--- TASK TO CARRY OUT ---
Search the records for the string "Packets" and copy every line where it turns up.

(Dataset rows for apps and sites)

·····

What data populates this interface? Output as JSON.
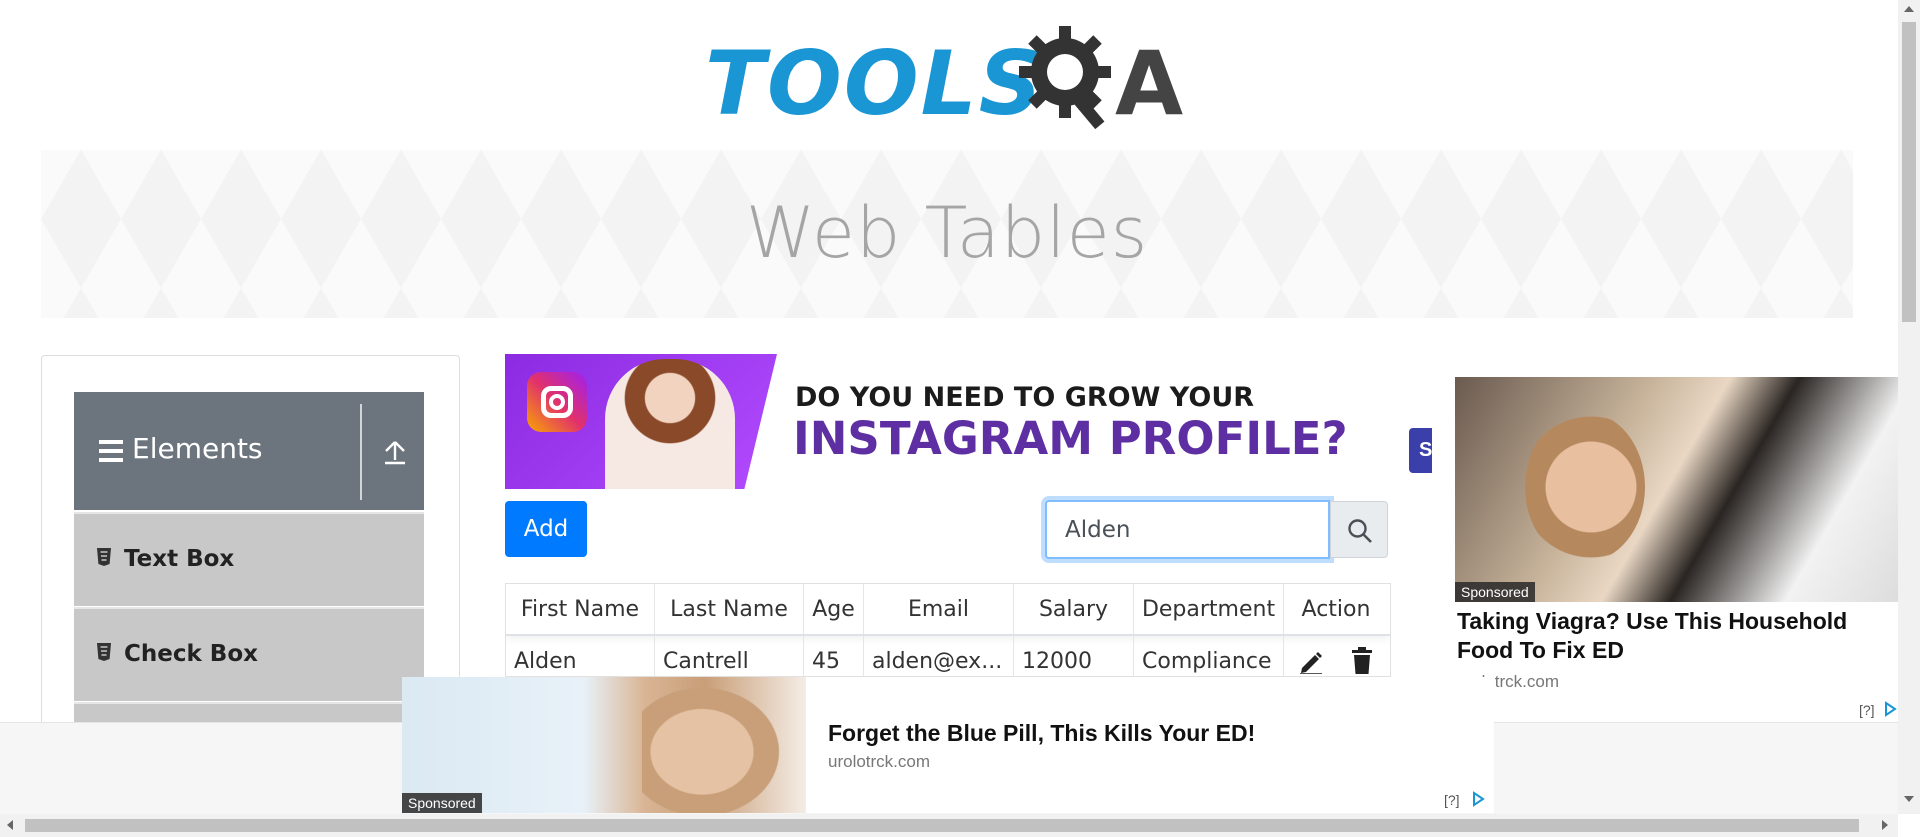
{
  "logo": {
    "text": "TOOLS",
    "suffix": "A"
  },
  "banner": {
    "title": "Web Tables"
  },
  "sidebar": {
    "group_title": "Elements",
    "items": [
      {
        "label": "Text Box"
      },
      {
        "label": "Check Box"
      }
    ]
  },
  "instagram_ad": {
    "line1": "DO YOU NEED TO GROW YOUR",
    "line2": "INSTAGRAM PROFILE?",
    "peek_text": "S"
  },
  "toolbar": {
    "add_label": "Add",
    "search_value": "Alden"
  },
  "table": {
    "headers": [
      "First Name",
      "Last Name",
      "Age",
      "Email",
      "Salary",
      "Department",
      "Action"
    ],
    "rows": [
      {
        "first": "Alden",
        "last": "Cantrell",
        "age": "45",
        "email": "alden@ex...",
        "salary": "12000",
        "department": "Compliance"
      }
    ]
  },
  "right_ad": {
    "sponsored": "Sponsored",
    "headline": "Taking Viagra? Use This Household Food To Fix ED",
    "domain": "urolotrck.com",
    "help": "[?]"
  },
  "bottom_ad": {
    "sponsored": "Sponsored",
    "headline": "Forget the Blue Pill, This Kills Your ED!",
    "domain": "urolotrck.com",
    "help": "[?]"
  },
  "colors": {
    "primary": "#007bff",
    "logo_blue": "#1a96d4",
    "sidebar_header": "#6c757d",
    "sidebar_item": "#c8c8c8"
  }
}
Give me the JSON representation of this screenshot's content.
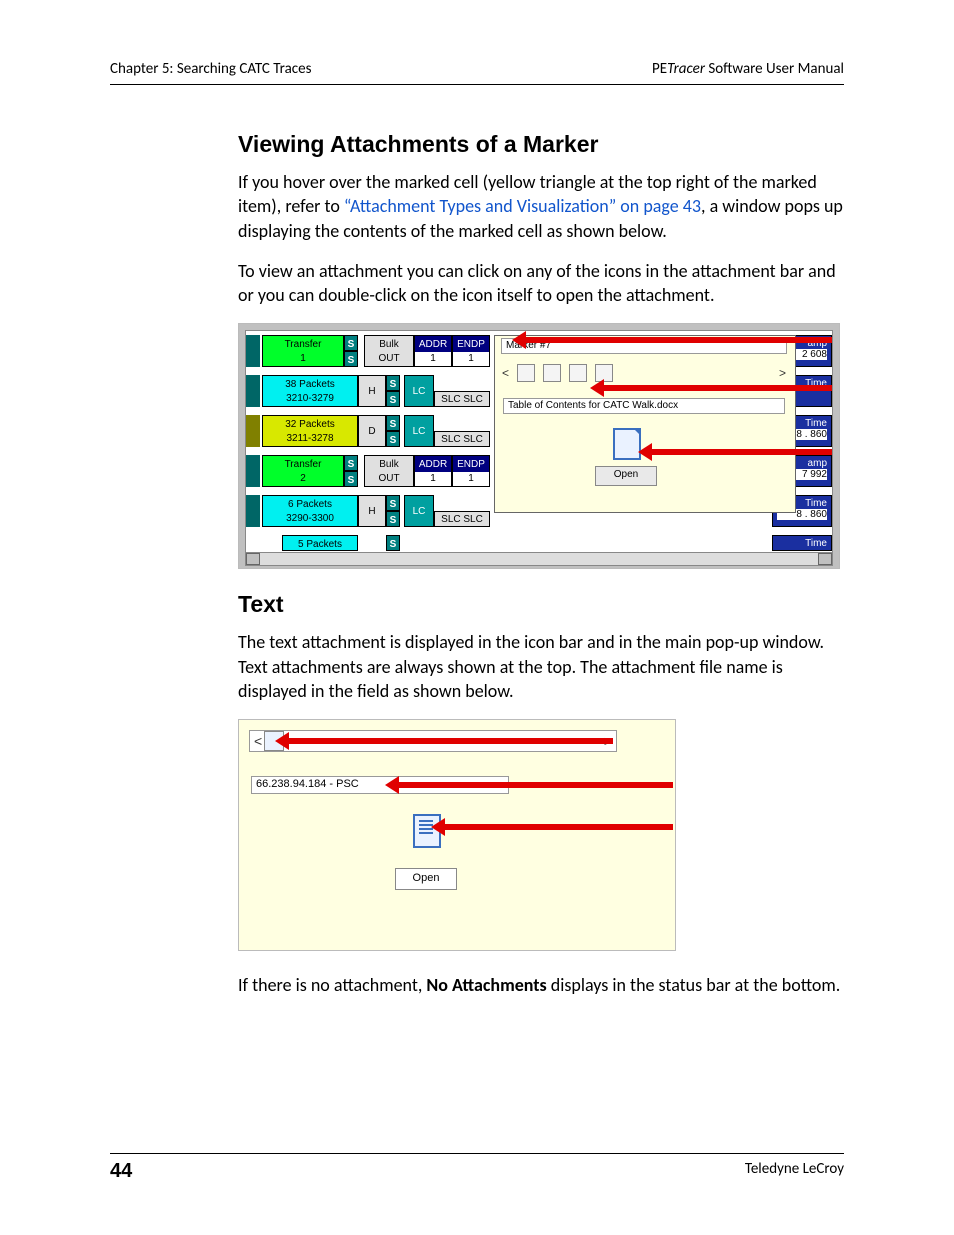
{
  "header": {
    "left": "Chapter 5: Searching CATC Traces",
    "right_prefix": "PE",
    "right_italic": "Tracer",
    "right_suffix": " Software User Manual"
  },
  "section1": {
    "heading": "Viewing Attachments of a Marker",
    "para1_a": "If you hover over the marked cell (yellow triangle at the top right of the marked item), refer to ",
    "para1_link": "“Attachment Types and Visualization” on page 43",
    "para1_b": ", a window pops up displaying the contents of the marked cell as shown below.",
    "para2": "To view an attachment you can click on any of the icons in the attachment bar and or you can double-click on the icon itself to open the attachment."
  },
  "fig1": {
    "rows": [
      {
        "left_label_a": "Transfer",
        "left_label_b": "1",
        "bulk_a": "Bulk",
        "bulk_b": "OUT",
        "addr_a": "ADDR",
        "addr_b": "1",
        "endp_a": "ENDP",
        "endp_b": "1"
      },
      {
        "left_label_a": "38 Packets",
        "left_label_b": "3210-3279",
        "dir": "H",
        "lc": "LC",
        "slc": "SLC SLC"
      },
      {
        "left_label_a": "32 Packets",
        "left_label_b": "3211-3278",
        "dir": "D",
        "lc": "LC",
        "slc": "SLC SLC"
      },
      {
        "left_label_a": "Transfer",
        "left_label_b": "2",
        "bulk_a": "Bulk",
        "bulk_b": "OUT",
        "addr_a": "ADDR",
        "addr_b": "1",
        "endp_a": "ENDP",
        "endp_b": "1"
      },
      {
        "left_label_a": "6 Packets",
        "left_label_b": "3290-3300",
        "dir": "H",
        "lc": "LC",
        "slc": "SLC SLC"
      },
      {
        "left_label_a": "5 Packets",
        "left_label_b": ""
      }
    ],
    "popup": {
      "marker_title": "Marker #7",
      "filename": "Table of Contents for CATC Walk.docx",
      "open_label": "Open"
    },
    "right_strip": [
      {
        "a": "amp",
        "b": "2 608",
        "cls": "navy"
      },
      {
        "a": "Time",
        "b": "",
        "cls": "navy"
      },
      {
        "a": "Time",
        "b": "8 . 860",
        "cls": "navy"
      },
      {
        "a": "amp",
        "b": "7 992",
        "cls": "navy"
      },
      {
        "a": "Time",
        "b": "8 . 860",
        "cls": "navy"
      },
      {
        "a": "Time",
        "b": "",
        "cls": "navy"
      }
    ]
  },
  "section2": {
    "heading": "Text",
    "para1": "The text attachment is displayed in the icon bar and in the main pop-up window. Text attachments are always shown at the top. The attachment file name is displayed in the field as shown below."
  },
  "fig2": {
    "filefield": "66.238.94.184 - PSC",
    "open_label": "Open"
  },
  "para_after_fig2_a": "If there is no attachment, ",
  "para_after_fig2_bold": "No Attachments",
  "para_after_fig2_b": " displays in the status bar at the bottom.",
  "footer": {
    "page": "44",
    "right": "Teledyne LeCroy"
  }
}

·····

--- EXERCISE RESULT ---
        "left_label_a": "38 Packets",
        "left_label_a": "32 Packets",
        "left_label_a": "6 Packets",
        "left_label_a": "5 Packets",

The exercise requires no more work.